EXERCISE GOAL =>
Give back all of the data exactly as written.

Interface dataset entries
-.-.-

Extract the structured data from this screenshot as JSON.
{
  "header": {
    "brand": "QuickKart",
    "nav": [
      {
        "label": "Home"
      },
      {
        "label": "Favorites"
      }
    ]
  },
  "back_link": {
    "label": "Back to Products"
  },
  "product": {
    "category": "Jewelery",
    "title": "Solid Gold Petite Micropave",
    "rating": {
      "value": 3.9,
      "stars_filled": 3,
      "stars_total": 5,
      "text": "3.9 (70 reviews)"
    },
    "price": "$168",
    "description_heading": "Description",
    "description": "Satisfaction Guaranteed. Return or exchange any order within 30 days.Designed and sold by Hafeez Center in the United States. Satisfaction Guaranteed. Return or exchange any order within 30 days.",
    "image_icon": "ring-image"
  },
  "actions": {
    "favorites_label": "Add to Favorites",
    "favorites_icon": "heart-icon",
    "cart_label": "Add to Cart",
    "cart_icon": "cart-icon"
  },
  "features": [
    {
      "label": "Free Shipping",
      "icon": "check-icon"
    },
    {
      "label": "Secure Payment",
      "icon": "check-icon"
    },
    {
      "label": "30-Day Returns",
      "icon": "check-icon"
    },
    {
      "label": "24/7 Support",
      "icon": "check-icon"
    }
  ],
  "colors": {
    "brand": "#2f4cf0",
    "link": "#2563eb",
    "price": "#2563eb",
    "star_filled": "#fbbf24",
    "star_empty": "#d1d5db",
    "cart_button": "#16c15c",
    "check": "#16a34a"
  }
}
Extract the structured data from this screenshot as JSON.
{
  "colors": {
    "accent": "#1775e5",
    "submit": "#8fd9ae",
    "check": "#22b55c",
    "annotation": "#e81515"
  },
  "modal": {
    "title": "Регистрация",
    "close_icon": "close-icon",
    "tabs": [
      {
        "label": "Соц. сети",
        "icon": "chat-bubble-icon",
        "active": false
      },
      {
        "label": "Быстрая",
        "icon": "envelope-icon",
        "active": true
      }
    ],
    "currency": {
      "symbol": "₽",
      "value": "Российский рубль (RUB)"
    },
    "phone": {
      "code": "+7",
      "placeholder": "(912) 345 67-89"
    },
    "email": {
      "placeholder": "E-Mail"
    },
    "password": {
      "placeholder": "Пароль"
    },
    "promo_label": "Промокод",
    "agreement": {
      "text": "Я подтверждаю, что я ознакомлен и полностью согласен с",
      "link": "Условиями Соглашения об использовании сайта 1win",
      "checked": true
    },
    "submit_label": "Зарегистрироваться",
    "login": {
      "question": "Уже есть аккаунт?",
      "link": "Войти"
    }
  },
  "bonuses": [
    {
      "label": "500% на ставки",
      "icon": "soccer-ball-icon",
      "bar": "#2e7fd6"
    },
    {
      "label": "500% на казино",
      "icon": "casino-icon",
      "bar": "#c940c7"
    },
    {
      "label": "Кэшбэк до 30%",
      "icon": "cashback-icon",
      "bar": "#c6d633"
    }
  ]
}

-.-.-

RESPONSE BOX =>
Extract the structured data from this screenshot as JSON.
{
  "header": {
    "brand": "QuickKart",
    "nav": [
      {
        "label": "Home"
      },
      {
        "label": "Favorites"
      }
    ]
  },
  "back_link": {
    "label": "Back to Products"
  },
  "product": {
    "category": "Jewelery",
    "title": "Solid Gold Petite Micropave",
    "rating": {
      "value": 3.9,
      "stars_filled": 3,
      "stars_total": 5,
      "text": "3.9 (70 reviews)"
    },
    "price": "$168",
    "description_heading": "Description",
    "description": "Satisfaction Guaranteed. Return or exchange any order within 30 days.Designed and sold by Hafeez Center in the United States. Satisfaction Guaranteed. Return or exchange any order within 30 days.",
    "image_icon": "ring-image"
  },
  "actions": {
    "favorites_label": "Add to Favorites",
    "favorites_icon": "heart-icon",
    "cart_label": "Add to Cart",
    "cart_icon": "cart-icon"
  },
  "features": [
    {
      "label": "Free Shipping",
      "icon": "check-icon"
    },
    {
      "label": "Secure Payment",
      "icon": "check-icon"
    },
    {
      "label": "30-Day Returns",
      "icon": "check-icon"
    },
    {
      "label": "24/7 Support",
      "icon": "check-icon"
    }
  ],
  "colors": {
    "brand": "#2f4cf0",
    "link": "#2563eb",
    "price": "#2563eb",
    "star_filled": "#fbbf24",
    "star_empty": "#d1d5db",
    "cart_button": "#16c15c",
    "check": "#16a34a"
  }
}
Extract the structured data from this screenshot as JSON.
{
  "colors": {
    "accent": "#1775e5",
    "submit": "#8fd9ae",
    "check": "#22b55c",
    "annotation": "#e81515"
  },
  "modal": {
    "title": "Регистрация",
    "close_icon": "close-icon",
    "tabs": [
      {
        "label": "Соц. сети",
        "icon": "chat-bubble-icon",
        "active": false
      },
      {
        "label": "Быстрая",
        "icon": "envelope-icon",
        "active": true
      }
    ],
    "currency": {
      "symbol": "₽",
      "value": "Российский рубль (RUB)"
    },
    "phone": {
      "code": "+7",
      "placeholder": "(912) 345 67-89"
    },
    "email": {
      "placeholder": "E-Mail"
    },
    "password": {
      "placeholder": "Пароль"
    },
    "promo_label": "Промокод",
    "agreement": {
      "text": "Я подтверждаю, что я ознакомлен и полностью согласен с",
      "link": "Условиями Соглашения об использовании сайта 1win",
      "checked": true
    },
    "submit_label": "Зарегистрироваться",
    "login": {
      "question": "Уже есть аккаунт?",
      "link": "Войти"
    }
  },
  "bonuses": [
    {
      "label": "500% на ставки",
      "icon": "soccer-ball-icon",
      "bar": "#2e7fd6"
    },
    {
      "label": "500% на казино",
      "icon": "casino-icon",
      "bar": "#c940c7"
    },
    {
      "label": "Кэшбэк до 30%",
      "icon": "cashback-icon",
      "bar": "#c6d633"
    }
  ]
}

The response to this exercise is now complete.